YOUR GOAL | Where the lines below hold images, skip those and copy every word exactly.

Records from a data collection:
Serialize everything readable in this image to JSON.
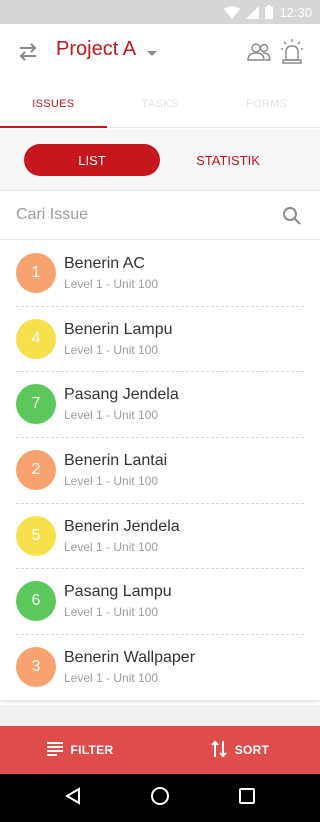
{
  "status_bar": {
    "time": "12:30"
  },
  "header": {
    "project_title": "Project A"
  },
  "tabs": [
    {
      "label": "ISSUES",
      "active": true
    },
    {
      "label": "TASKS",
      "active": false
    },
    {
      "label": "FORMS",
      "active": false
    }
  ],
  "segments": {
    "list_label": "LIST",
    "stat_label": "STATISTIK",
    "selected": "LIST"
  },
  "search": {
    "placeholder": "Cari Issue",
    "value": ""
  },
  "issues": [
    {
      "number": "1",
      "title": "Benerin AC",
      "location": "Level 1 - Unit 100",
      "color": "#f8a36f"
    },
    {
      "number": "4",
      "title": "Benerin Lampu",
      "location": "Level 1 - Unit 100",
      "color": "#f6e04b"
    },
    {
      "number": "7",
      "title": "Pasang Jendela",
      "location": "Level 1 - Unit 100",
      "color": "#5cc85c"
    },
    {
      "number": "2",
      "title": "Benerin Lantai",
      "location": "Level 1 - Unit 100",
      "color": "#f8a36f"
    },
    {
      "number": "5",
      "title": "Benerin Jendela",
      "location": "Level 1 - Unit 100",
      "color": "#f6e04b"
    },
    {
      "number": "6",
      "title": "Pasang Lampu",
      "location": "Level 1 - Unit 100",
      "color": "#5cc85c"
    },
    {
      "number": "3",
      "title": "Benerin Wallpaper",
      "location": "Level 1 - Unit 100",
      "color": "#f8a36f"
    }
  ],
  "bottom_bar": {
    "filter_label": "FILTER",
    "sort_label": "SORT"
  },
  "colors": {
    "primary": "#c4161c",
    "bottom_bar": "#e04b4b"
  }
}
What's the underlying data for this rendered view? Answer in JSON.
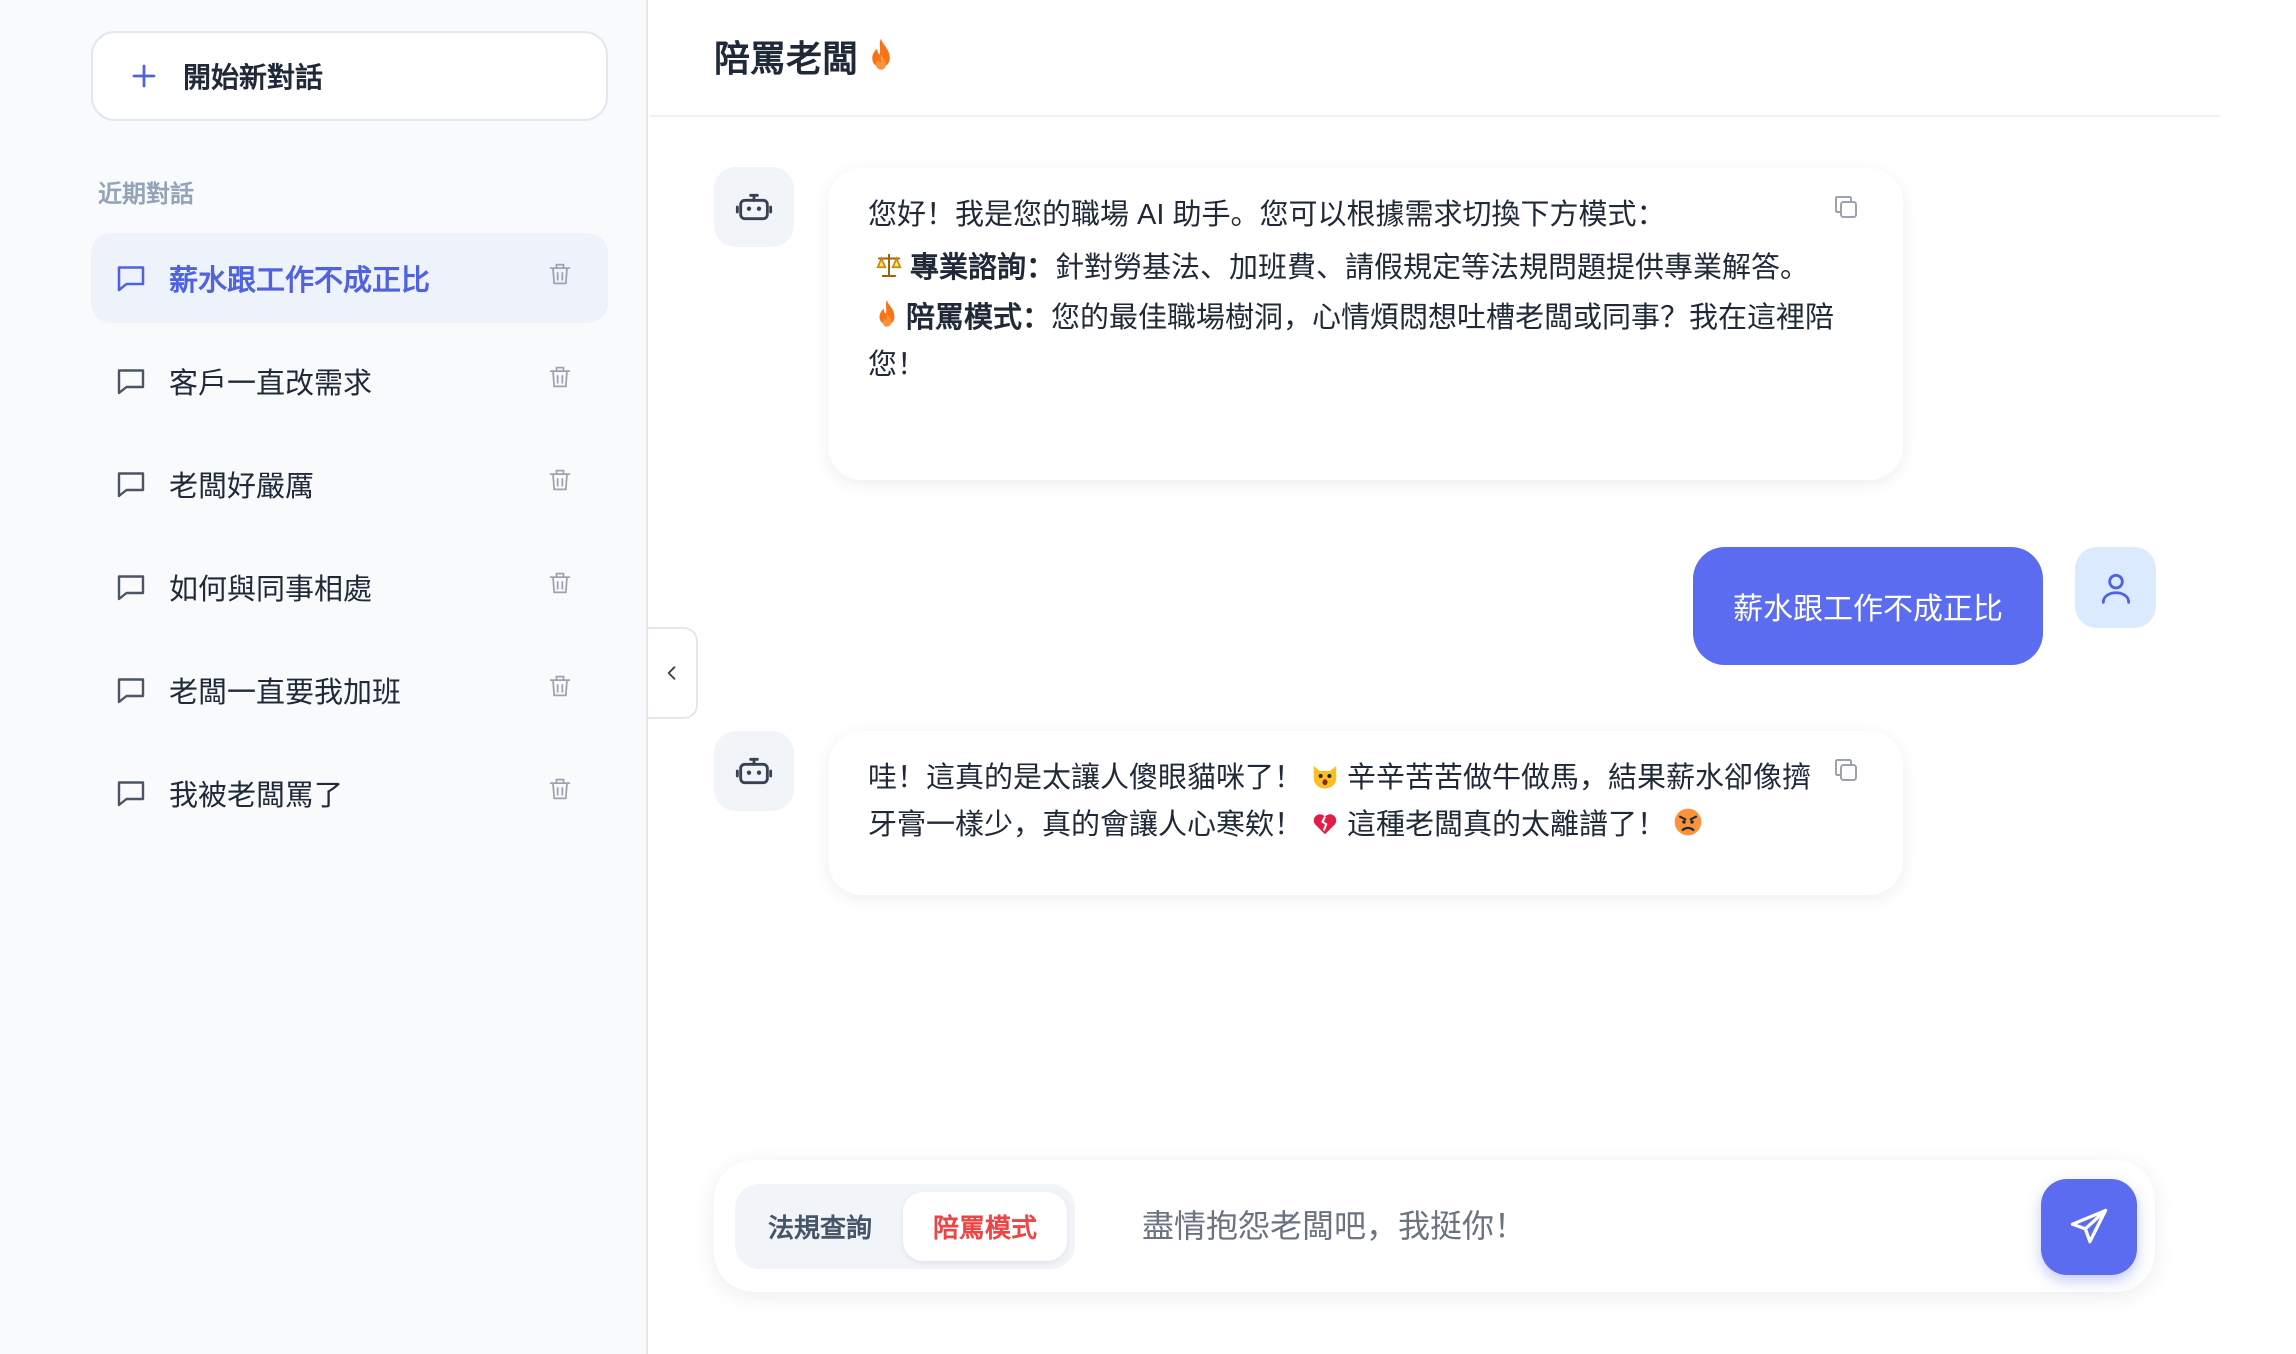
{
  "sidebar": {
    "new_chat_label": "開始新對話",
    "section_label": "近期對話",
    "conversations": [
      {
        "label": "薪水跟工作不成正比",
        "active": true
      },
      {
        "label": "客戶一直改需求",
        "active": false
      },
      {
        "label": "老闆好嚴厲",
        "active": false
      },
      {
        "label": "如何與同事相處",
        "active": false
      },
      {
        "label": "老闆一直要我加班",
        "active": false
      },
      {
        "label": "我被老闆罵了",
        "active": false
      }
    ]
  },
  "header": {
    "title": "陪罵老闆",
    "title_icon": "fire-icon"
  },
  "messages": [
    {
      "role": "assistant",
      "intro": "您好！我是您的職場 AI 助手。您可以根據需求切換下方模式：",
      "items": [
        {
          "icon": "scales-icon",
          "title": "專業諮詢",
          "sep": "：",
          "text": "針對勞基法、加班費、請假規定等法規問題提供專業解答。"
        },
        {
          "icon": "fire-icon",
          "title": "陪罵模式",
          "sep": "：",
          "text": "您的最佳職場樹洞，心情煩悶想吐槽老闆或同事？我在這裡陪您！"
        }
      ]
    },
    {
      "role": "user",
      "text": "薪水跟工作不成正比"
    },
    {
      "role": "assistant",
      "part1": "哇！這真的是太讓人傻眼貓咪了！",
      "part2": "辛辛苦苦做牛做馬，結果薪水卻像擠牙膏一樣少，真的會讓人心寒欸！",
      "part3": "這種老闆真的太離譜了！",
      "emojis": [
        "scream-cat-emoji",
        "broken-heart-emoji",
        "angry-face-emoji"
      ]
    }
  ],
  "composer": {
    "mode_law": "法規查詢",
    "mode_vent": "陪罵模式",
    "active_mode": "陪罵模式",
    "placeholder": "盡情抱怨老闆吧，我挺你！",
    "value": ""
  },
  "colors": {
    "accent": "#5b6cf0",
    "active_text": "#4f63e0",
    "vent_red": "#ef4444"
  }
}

FINISHED TASK |
Serialize everything readable in this image to JSON.
{
  "status_bar": {
    "time": "12:30"
  },
  "header": {
    "project_title": "Project A"
  },
  "tabs": [
    {
      "label": "ISSUES",
      "active": true
    },
    {
      "label": "TASKS",
      "active": false
    },
    {
      "label": "FORMS",
      "active": false
    }
  ],
  "segments": {
    "list_label": "LIST",
    "stat_label": "STATISTIK",
    "selected": "LIST"
  },
  "search": {
    "placeholder": "Cari Issue",
    "value": ""
  },
  "issues": [
    {
      "number": "1",
      "title": "Benerin AC",
      "location": "Level 1 - Unit 100",
      "color": "#f8a36f"
    },
    {
      "number": "4",
      "title": "Benerin Lampu",
      "location": "Level 1 - Unit 100",
      "color": "#f6e04b"
    },
    {
      "number": "7",
      "title": "Pasang Jendela",
      "location": "Level 1 - Unit 100",
      "color": "#5cc85c"
    },
    {
      "number": "2",
      "title": "Benerin Lantai",
      "location": "Level 1 - Unit 100",
      "color": "#f8a36f"
    },
    {
      "number": "5",
      "title": "Benerin Jendela",
      "location": "Level 1 - Unit 100",
      "color": "#f6e04b"
    },
    {
      "number": "6",
      "title": "Pasang Lampu",
      "location": "Level 1 - Unit 100",
      "color": "#5cc85c"
    },
    {
      "number": "3",
      "title": "Benerin Wallpaper",
      "location": "Level 1 - Unit 100",
      "color": "#f8a36f"
    }
  ],
  "bottom_bar": {
    "filter_label": "FILTER",
    "sort_label": "SORT"
  },
  "colors": {
    "primary": "#c4161c",
    "bottom_bar": "#e04b4b"
  }
}
What's the underlying data for this rendered view? Answer in JSON.
{
  "sidebar": {
    "new_chat_label": "開始新對話",
    "section_label": "近期對話",
    "conversations": [
      {
        "label": "薪水跟工作不成正比",
        "active": true
      },
      {
        "label": "客戶一直改需求",
        "active": false
      },
      {
        "label": "老闆好嚴厲",
        "active": false
      },
      {
        "label": "如何與同事相處",
        "active": false
      },
      {
        "label": "老闆一直要我加班",
        "active": false
      },
      {
        "label": "我被老闆罵了",
        "active": false
      }
    ]
  },
  "header": {
    "title": "陪罵老闆",
    "title_icon": "fire-icon"
  },
  "messages": [
    {
      "role": "assistant",
      "intro": "您好！我是您的職場 AI 助手。您可以根據需求切換下方模式：",
      "items": [
        {
          "icon": "scales-icon",
          "title": "專業諮詢",
          "sep": "：",
          "text": "針對勞基法、加班費、請假規定等法規問題提供專業解答。"
        },
        {
          "icon": "fire-icon",
          "title": "陪罵模式",
          "sep": "：",
          "text": "您的最佳職場樹洞，心情煩悶想吐槽老闆或同事？我在這裡陪您！"
        }
      ]
    },
    {
      "role": "user",
      "text": "薪水跟工作不成正比"
    },
    {
      "role": "assistant",
      "part1": "哇！這真的是太讓人傻眼貓咪了！",
      "part2": "辛辛苦苦做牛做馬，結果薪水卻像擠牙膏一樣少，真的會讓人心寒欸！",
      "part3": "這種老闆真的太離譜了！",
      "emojis": [
        "scream-cat-emoji",
        "broken-heart-emoji",
        "angry-face-emoji"
      ]
    }
  ],
  "composer": {
    "mode_law": "法規查詢",
    "mode_vent": "陪罵模式",
    "active_mode": "陪罵模式",
    "placeholder": "盡情抱怨老闆吧，我挺你！",
    "value": ""
  },
  "colors": {
    "accent": "#5b6cf0",
    "active_text": "#4f63e0",
    "vent_red": "#ef4444"
  }
}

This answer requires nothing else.